I believe sharing your process is one of the most important things you can do as an artist. Giving away your secrets and techniques will propel your own work forward at a rapid pace. Doing this will make you want to push yourself to come up with new techniques and not become repetitive or do what everyone else is able to do. Sharing your process for how you create your work will help our industry grow. In addition to this other artists will look to you for your expertise and you will stand out in the industry. What more could you ask for!
I am very proud to post Motionographers Step by Step: Locked And Loading article.

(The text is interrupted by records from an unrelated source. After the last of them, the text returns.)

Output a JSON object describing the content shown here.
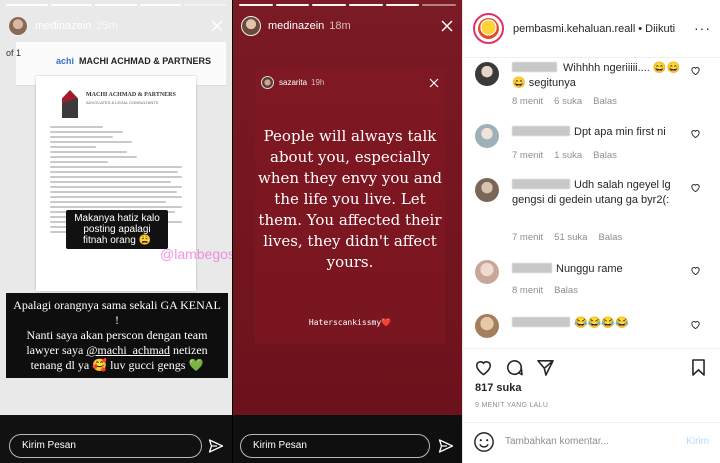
{
  "story_left": {
    "username": "medinazein",
    "time": "25m",
    "document": {
      "brand_prefix": "achi",
      "brand_name": "MACHI ACHMAD & PARTNERS",
      "page_indicator": "of 1",
      "letter_title": "MACHI ACHMAD & PARTNERS",
      "letter_subtitle": "ADVOCATES & LEGAL CONSULTANTS"
    },
    "caption_small": "Makanya hatiz kalo posting apalagi fitnah orang 😩",
    "caption_large_1": "Apalagi orangnya sama sekali GA KENAL !",
    "caption_large_2": "Nanti saya akan perscon dengan team lawyer saya ",
    "caption_mention": "@machi_achmad",
    "caption_large_3": " netizen tenang dl ya 🥰 luv gucci gengs ",
    "caption_heart": "💚",
    "watermark": "@lambegosip",
    "reply_placeholder": "Kirim Pesan"
  },
  "story_right": {
    "username": "medinazein",
    "time": "18m",
    "inner_username": "sazarita",
    "inner_time": "19h",
    "quote": "People will always talk about you, especially when they envy you and the life you live. Let them. You affected their lives, they didn't affect yours.",
    "hashtag": "Haterscankissmy❤️",
    "reply_placeholder": "Kirim Pesan"
  },
  "post": {
    "username": "pembasmi.kehaluan.reall",
    "follow_label": "Diikuti",
    "more_label": "···",
    "comments": [
      {
        "text": "Wihhhh ngeriiiii.... 😄😄😄 segitunya",
        "time": "8 menit",
        "likes": "6 suka",
        "reply": "Balas"
      },
      {
        "text": "Dpt apa min first ni",
        "time": "7 menit",
        "likes": "1 suka",
        "reply": "Balas"
      },
      {
        "text": "Udh salah ngeyel lg gengsi di gedein utang ga byr2(:",
        "time": "7 menit",
        "likes": "51 suka",
        "reply": "Balas"
      },
      {
        "text": "Nunggu rame",
        "time": "8 menit",
        "likes": "",
        "reply": "Balas"
      },
      {
        "text": "😂😂😂😂",
        "time": "",
        "likes": "",
        "reply": ""
      }
    ],
    "likes_count": "817 suka",
    "posted_ago": "9 MENIT YANG LALU",
    "add_comment_placeholder": "Tambahkan komentar...",
    "post_button": "Kirim"
  }
}
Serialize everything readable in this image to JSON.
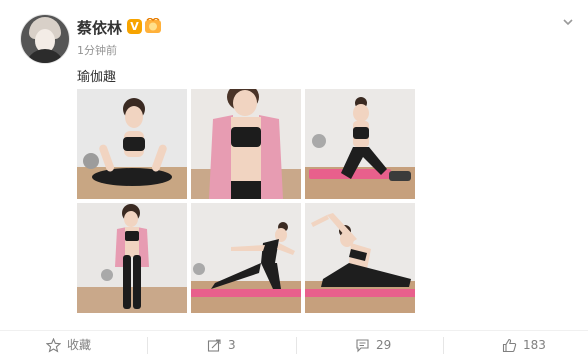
{
  "post": {
    "username": "蔡依林",
    "verified_badge": "V",
    "timestamp": "1分钟前",
    "text": "瑜伽趣"
  },
  "toolbar": {
    "favorite_label": "收藏",
    "repost_count": "3",
    "comment_count": "29",
    "like_count": "183"
  },
  "icons": {
    "avatar": "avatar",
    "medal": "medal-icon",
    "caret": "chevron-down-icon",
    "favorite": "star-icon",
    "repost": "repost-icon",
    "comment": "comment-icon",
    "like": "thumbs-up-icon"
  },
  "colors": {
    "badge": "#f7a400",
    "mat": "#e8608c",
    "text_muted": "#808080"
  }
}
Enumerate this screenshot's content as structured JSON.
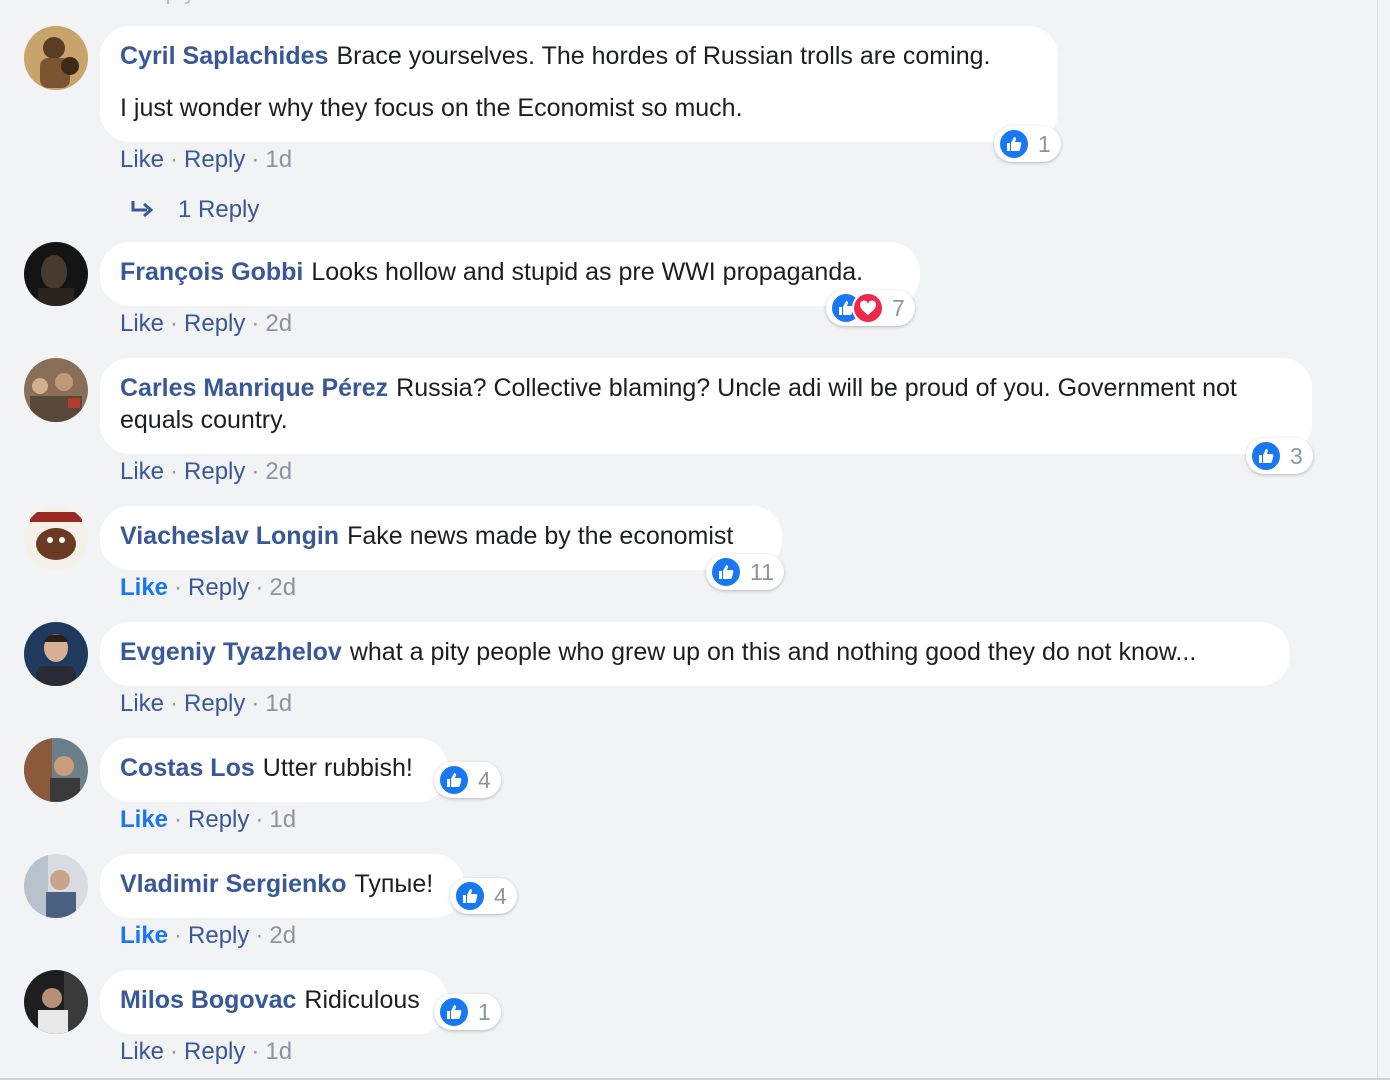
{
  "ui": {
    "like_label": "Like",
    "reply_label": "Reply",
    "separator": "·",
    "colors": {
      "link": "#385898",
      "like_blue": "#1877f2",
      "love_red": "#f0284a",
      "meta": "#8d949e",
      "background": "#f2f3f5"
    }
  },
  "comments": [
    {
      "author": "Cyril Saplachides",
      "text": "Brace yourselves. The hordes of Russian trolls are coming.",
      "text2": "I just wonder why they focus on the Economist so much.",
      "reaction_count": "1",
      "time": "1d",
      "replies_label": "1 Reply"
    },
    {
      "author": "François Gobbi",
      "text": "Looks hollow and stupid as pre WWI propaganda.",
      "reaction_count": "7",
      "time": "2d",
      "reactions": [
        "like-icon",
        "love-icon"
      ]
    },
    {
      "author": "Carles Manrique Pérez",
      "text": "Russia? Collective blaming? Uncle adi will be proud of you. Government not equals country.",
      "reaction_count": "3",
      "time": "2d"
    },
    {
      "author": "Viacheslav Longin",
      "text": "Fake news made by the economist",
      "reaction_count": "11",
      "time": "2d",
      "liked_by_viewer": true
    },
    {
      "author": "Evgeniy Tyazhelov",
      "text": "what a pity people who grew up on this and nothing good they do not know...",
      "time": "1d"
    },
    {
      "author": "Costas Los",
      "text": "Utter rubbish!",
      "reaction_count": "4",
      "time": "1d",
      "liked_by_viewer": true
    },
    {
      "author": "Vladimir Sergienko",
      "text": "Тупые!",
      "reaction_count": "4",
      "time": "2d",
      "liked_by_viewer": true
    },
    {
      "author": "Milos Bogovac",
      "text": "Ridiculous",
      "reaction_count": "1",
      "time": "1d"
    }
  ]
}
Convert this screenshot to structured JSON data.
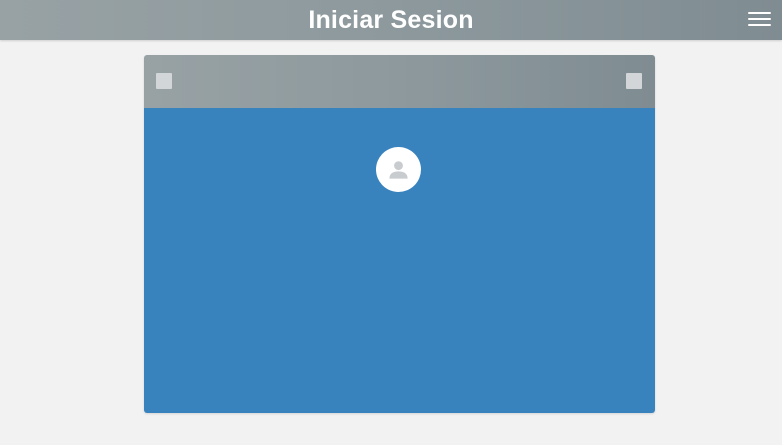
{
  "header": {
    "title": "Iniciar Sesion",
    "menu_icon": "hamburger-menu-icon"
  },
  "card": {
    "header_left_icon": "square-placeholder-icon",
    "header_right_icon": "square-placeholder-icon",
    "avatar_icon": "user-avatar-icon"
  },
  "colors": {
    "topbar": "#8d999d",
    "card_body": "#3882be",
    "background": "#f2f2f2",
    "avatar_bg": "#ffffff",
    "avatar_glyph": "#c8cccf"
  }
}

Motionographers new “Step by Step” series take us through the artist’s process in real time while they create their work. It is a fantastic educational tool that really shows us inside the mind and process of the artist while they are creating.
I was extremely excited when they approached me to be this month’s artist on Motionographer and leaped at the opportunity. The most recent series I have been creating has easily been the most tutorial requested series of mine and I thought this would be a great way of sharing with everyone my entire process. I show you step by step how I created “The Buoy” animation.
Want to check out the tools I used? Take a look at the links below!
Maxon Cinema 4D
GSG HDRI Studio
GSG HDRI Link (Coming Soon)
Adobe After Effects
During my process I also show how I use Greyscalegorilla tools including HDRI Studio, Signal as well as the upcoming HDRI Link in creating my animation. These 3 tools have become must have tools for me as I have used them in almost every project over the past year. I hope you all enjoy and learn from my process!
We want to make a special thanks to Motionographer for creating another tool for artists to learn from and reaching out to Greyscalegorilla!
Topcoat 1.5 is out and it’s the best version of Topcoat yet!
New in Topcoat Version 1.5
- New Modifiers Tab displays Accurate Feedback.
- New Blurs section adds realistic blur effects to your textures.
- New Anisotropy effects give you that brushed metal look in seconds.
- New Vertical Layout option. Perfect for docking the interface in your Cinema 4D Layout.
- Texture Colors Can now be picked in the main interface.
- Instantly rename your layers by double clicking.
- Layers can be easily dragged to rearrange.
- Easily Solo Layers.
- Bump, blur, and mask presets can be right-clicked to add to other channels.
- Transparency Reflectance Channel can now be accessed and modified in Topcoat
- New “Invert Bump” button in Modifiers.
- New “Color to Bump” button in Modifiers.
- Easily add realistic and eye-catching reflectance and color to your scene with our new easy to use interface.
- Speed up the process of adjusting your render settings. Choose from over 14 Render Fast™ Presets included with Topcoat and get to your final render quicker.
- Add realistic worn textures to your objects with our new Blurs presets.
Topcoat 1.5 is a free update for current owners of Topcoat. Just go to the Updates Page to download the latest version.
Don’t own Topcoat yet? What are you waiting for? Learn more about Topcoat and Version 1.5 here and get your reflection and reflectance game rocking for your next C4D render.
All images are made with Topcoat and rendered using Physical Renderer and our GSG Render Fast™ Presets.
Don’t Just Take Our Word For It
Here is what some of our customers have to say about using Topcoat in their C4D workflow.
Topcoat is great for adding realistic wear and grunge layers that give objects that extra punch to look real. Mike Hjorleifsson – C4D Instructor and Freelancer
Reflectance got to be too complicated. Topcoat simplifies my life just like HDRI Studio did to help get the look I wanted. – Travis Turner – C4D Freelancer
I love HDRI Rig and Topcoat. The tools you provide are real time savers. – Jim Rodney – 3D Design Engineer
I have it docked in my layout, I use it so much. If my models don’t have the right reflectance, i’m always throwing on and layering a few things. It’s optimized well, too. – Ryan Daniels – Freelancer